=== WORK TASK ===
From the entries below, copy every line that has the word "value".

=== DATASET EXTRACT ===
____

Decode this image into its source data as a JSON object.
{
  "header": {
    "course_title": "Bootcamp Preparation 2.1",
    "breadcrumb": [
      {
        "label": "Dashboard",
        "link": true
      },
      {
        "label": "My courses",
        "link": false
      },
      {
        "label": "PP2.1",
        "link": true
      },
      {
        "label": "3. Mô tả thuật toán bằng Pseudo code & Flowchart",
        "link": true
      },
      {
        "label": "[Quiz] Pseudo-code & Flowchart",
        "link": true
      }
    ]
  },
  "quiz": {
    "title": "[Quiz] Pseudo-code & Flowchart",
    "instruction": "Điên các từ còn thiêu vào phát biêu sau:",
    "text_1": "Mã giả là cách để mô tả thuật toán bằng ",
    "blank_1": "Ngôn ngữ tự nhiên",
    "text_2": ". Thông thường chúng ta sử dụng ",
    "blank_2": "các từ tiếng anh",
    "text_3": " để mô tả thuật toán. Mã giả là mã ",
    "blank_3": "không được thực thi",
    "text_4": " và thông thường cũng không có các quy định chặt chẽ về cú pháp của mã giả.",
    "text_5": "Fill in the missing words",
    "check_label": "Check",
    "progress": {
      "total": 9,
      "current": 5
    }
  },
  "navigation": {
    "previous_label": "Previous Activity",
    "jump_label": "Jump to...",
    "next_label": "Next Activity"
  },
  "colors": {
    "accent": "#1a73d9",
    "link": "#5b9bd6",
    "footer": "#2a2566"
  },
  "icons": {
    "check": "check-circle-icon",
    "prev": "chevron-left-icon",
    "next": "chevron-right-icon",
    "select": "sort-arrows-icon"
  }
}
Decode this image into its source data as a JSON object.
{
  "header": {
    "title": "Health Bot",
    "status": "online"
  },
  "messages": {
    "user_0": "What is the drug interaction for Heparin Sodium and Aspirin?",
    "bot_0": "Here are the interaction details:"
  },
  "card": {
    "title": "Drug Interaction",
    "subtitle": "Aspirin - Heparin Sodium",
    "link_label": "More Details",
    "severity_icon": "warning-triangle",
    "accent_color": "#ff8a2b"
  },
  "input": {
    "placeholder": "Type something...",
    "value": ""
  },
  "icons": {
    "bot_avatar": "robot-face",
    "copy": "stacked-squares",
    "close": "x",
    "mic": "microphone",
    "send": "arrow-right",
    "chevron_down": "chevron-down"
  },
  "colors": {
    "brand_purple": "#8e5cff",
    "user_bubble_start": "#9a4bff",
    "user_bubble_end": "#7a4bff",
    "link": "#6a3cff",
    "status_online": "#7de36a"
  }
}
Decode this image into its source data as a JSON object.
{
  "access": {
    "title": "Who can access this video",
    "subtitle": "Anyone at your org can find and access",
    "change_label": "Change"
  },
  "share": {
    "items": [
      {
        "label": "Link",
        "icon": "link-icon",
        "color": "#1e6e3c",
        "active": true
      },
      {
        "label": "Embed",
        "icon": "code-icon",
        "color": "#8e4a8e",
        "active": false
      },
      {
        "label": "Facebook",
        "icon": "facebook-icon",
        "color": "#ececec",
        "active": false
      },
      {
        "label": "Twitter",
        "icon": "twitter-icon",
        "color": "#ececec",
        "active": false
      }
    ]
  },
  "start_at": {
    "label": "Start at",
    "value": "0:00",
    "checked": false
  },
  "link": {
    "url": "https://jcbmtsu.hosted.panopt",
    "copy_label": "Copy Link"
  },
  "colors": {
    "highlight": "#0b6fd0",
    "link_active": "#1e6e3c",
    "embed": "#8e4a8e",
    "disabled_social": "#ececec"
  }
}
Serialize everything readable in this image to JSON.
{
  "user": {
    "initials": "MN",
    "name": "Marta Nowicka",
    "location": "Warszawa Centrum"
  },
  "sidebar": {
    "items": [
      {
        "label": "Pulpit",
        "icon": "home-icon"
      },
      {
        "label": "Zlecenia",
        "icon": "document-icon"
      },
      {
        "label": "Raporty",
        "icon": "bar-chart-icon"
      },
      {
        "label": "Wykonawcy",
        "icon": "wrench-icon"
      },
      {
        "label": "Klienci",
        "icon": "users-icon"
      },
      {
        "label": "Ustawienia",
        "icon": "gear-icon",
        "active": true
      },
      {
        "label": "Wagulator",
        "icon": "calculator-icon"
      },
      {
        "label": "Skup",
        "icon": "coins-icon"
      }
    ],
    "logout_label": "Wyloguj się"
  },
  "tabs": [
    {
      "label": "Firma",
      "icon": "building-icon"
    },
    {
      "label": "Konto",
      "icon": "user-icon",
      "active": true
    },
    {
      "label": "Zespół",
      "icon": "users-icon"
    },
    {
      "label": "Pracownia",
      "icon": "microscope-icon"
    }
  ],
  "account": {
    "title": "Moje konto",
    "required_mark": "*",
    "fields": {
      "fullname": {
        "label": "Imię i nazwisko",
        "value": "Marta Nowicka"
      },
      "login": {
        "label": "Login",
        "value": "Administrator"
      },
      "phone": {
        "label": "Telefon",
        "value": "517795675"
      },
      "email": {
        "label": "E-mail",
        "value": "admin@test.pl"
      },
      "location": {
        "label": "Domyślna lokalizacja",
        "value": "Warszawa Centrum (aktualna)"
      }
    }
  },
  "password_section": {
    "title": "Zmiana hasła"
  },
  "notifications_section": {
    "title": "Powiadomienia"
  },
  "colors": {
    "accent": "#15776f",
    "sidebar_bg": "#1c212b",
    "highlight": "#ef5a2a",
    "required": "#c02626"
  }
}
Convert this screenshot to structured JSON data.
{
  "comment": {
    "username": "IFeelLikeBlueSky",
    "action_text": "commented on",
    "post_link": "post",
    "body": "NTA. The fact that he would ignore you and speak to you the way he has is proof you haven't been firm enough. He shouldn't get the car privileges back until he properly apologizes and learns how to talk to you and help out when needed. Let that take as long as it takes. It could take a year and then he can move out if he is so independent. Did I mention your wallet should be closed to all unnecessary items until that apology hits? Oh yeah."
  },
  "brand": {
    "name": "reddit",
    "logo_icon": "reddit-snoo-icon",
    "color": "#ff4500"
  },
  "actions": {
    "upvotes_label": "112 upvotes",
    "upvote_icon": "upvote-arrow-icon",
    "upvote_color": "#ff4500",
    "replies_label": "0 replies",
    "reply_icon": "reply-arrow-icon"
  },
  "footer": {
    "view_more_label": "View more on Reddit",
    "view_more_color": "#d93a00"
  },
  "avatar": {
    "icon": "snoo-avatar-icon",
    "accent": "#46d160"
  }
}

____

=== OUTPUT OF THE TASK ===
    "value": ""
    "value": "0:00",
        "value": "Marta Nowicka"
        "value": "Administrator"
        "value": "517795675"
        "value": "admin@test.pl"
        "value": "Warszawa Centrum (aktualna)"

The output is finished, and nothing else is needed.